These stale interactions and wasted enemies just serve to highlight the weak plotting. You could easily whittle down this 20-hour experience into 3 without missing any character growth. The battles you fight are already uninspired enough, but to have you fight the same replica three times in a row is laziness. The conclusion of Chapter 2 has you take on Toguro Replicas three times in a row with a cutscene between each showing one fading out of existence, and another coming up to take its place. Between the repetitive hero interactions and the overuse of generic, repeated battles, it’s clear that the campaign plans to waste as much time as possible.
An added insult to this is the long loading times. For each cutscene or battle, you enter you’ll be spending upwards of 40 seconds watching tooltips. While for many games this would be normal when the cutscenes are two lines of non-voiced dialogue you find yourself watching the game more than playing it.
Jump Force continues the trend of recent fighting games like Dragon Ball Xenoverse replacing a menu with a lobby system. At the Umbra Base, you’ll buy items and abilities, start missions, and fight other players locally and online. While the center of the hub gives you access to everything you’d need a lot of the Jump Force characters are hanging out in the team areas branching out. Each of these areas is themed after the big three; Naruto’s forest, Dragon Ball’s deserts, and a beautiful coast-line for One Piece. While you can have some fun here interacting with other players in the lobby the complete removal of menu navigation between these functions can get quite tedious.

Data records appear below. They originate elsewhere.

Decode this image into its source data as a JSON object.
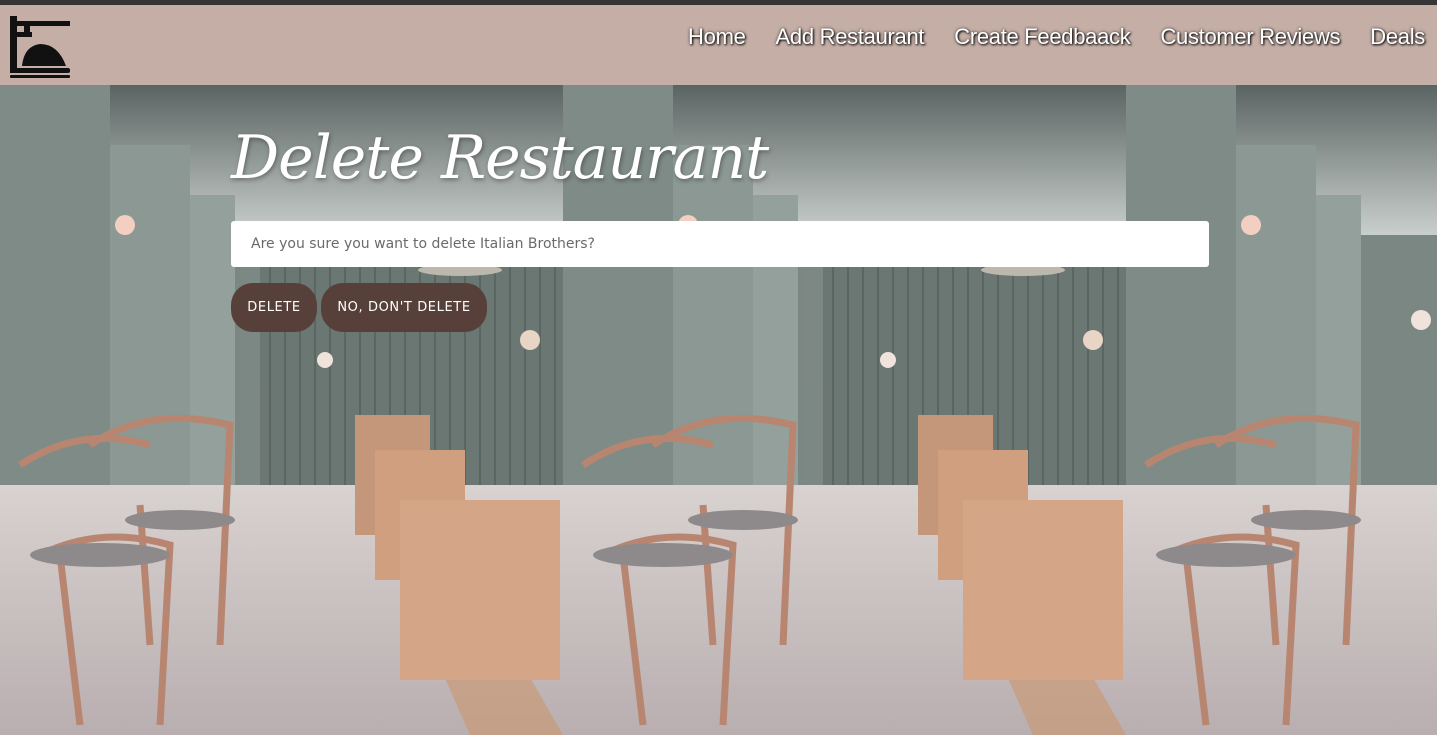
{
  "nav": {
    "logo_icon": "restaurant-logo-icon",
    "links": [
      {
        "label": "Home"
      },
      {
        "label": "Add Restaurant"
      },
      {
        "label": "Create Feedbaack"
      },
      {
        "label": "Customer Reviews"
      },
      {
        "label": "Deals"
      }
    ]
  },
  "page": {
    "title": "Delete Restaurant",
    "confirm_message": "Are you sure you want to delete Italian Brothers?"
  },
  "buttons": {
    "delete_label": "DELETE",
    "cancel_label": "NO, DON'T DELETE"
  },
  "colors": {
    "navbar_bg": "#c4aea6",
    "button_bg": "#57403a",
    "top_strip": "#353535"
  },
  "background_image": "restaurant-interior-photo (tiled)"
}
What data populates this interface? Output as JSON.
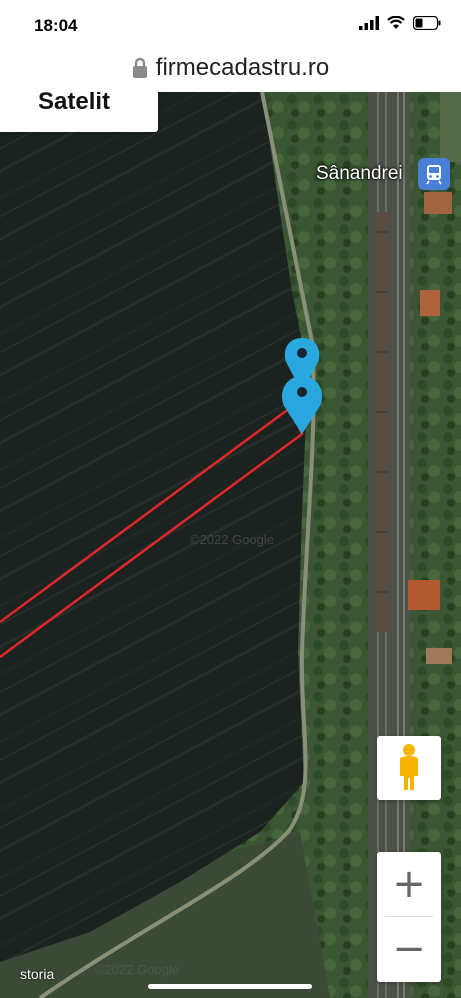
{
  "status_bar": {
    "time": "18:04"
  },
  "browser": {
    "url": "firmecadastru.ro"
  },
  "map": {
    "map_type_label": "Satelit",
    "place_label": "Sânandrei",
    "brand": "storia",
    "zoom_in": "+",
    "zoom_out": "−",
    "colors": {
      "parcel_outline": "#e0282a",
      "marker": "#29a8e0",
      "field": "#1d2420",
      "vegetation": "#3d5a34",
      "transit": "#4a7fd8"
    }
  }
}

While the story and even the lobby system are frustrating, to say the least, the focus of this game is its fighting. Key Missions progress the story. Free Missions present preset fights against themed teams. Extra Missions give you a chance to increase your fighter’s level caps. Each fight will reward you with experience, gold, and the chance to win items and abilities to rank up your characters. The more your character grows the more Free Missions you’ll gain access to. These themes can be as simple as fighting all characters from Naruto or can focus on characters that are all in training like Boruto, Deku, and Asta.
Going through the list of Free Missions, some of the character pairings are honestly quite impressive. It’s a simple formula of a battle for experience to get more battles for the experience. If you’re really into the game this might be able to hold your attention. For many others, this will get old fast.
There’s a lot that could really go well for this game. Well-known characters with deep stories like Goku mix it up with newcomers and older characters alike but they just don’t do anything together. What could be an interesting plot if the use of the cast were better comes across as a chore to play. The biggest disappointment is that you can have a battle of Jotaro, Ichigo, Vegeta, Pegasus Seiya, Yusuke, and Hisoka and it’s clunky and boring. There’s a lot of lost potential with a game like Jump Force and with no interesting character aspects and combat in a fighting game that doesn’t feel good, this isn’t that game that many were looking forward to.
Jump Force on PlayStation 4 with a code provided by the developer. The game is also playable on Xbox One and PC via Steam.
Jump Force brings together some of Mangas biggest and best characters and instead of making you feel powerful leaves you fighting bad gameplay, an aggravating plot, and your own patience. Even big Shonen Jump fans may want to avoid this one...
- Large Cast of Characters
- Bad CPU AI
- No Effort Story
- Combat Isn't Fun
- Walking Around A Main Menu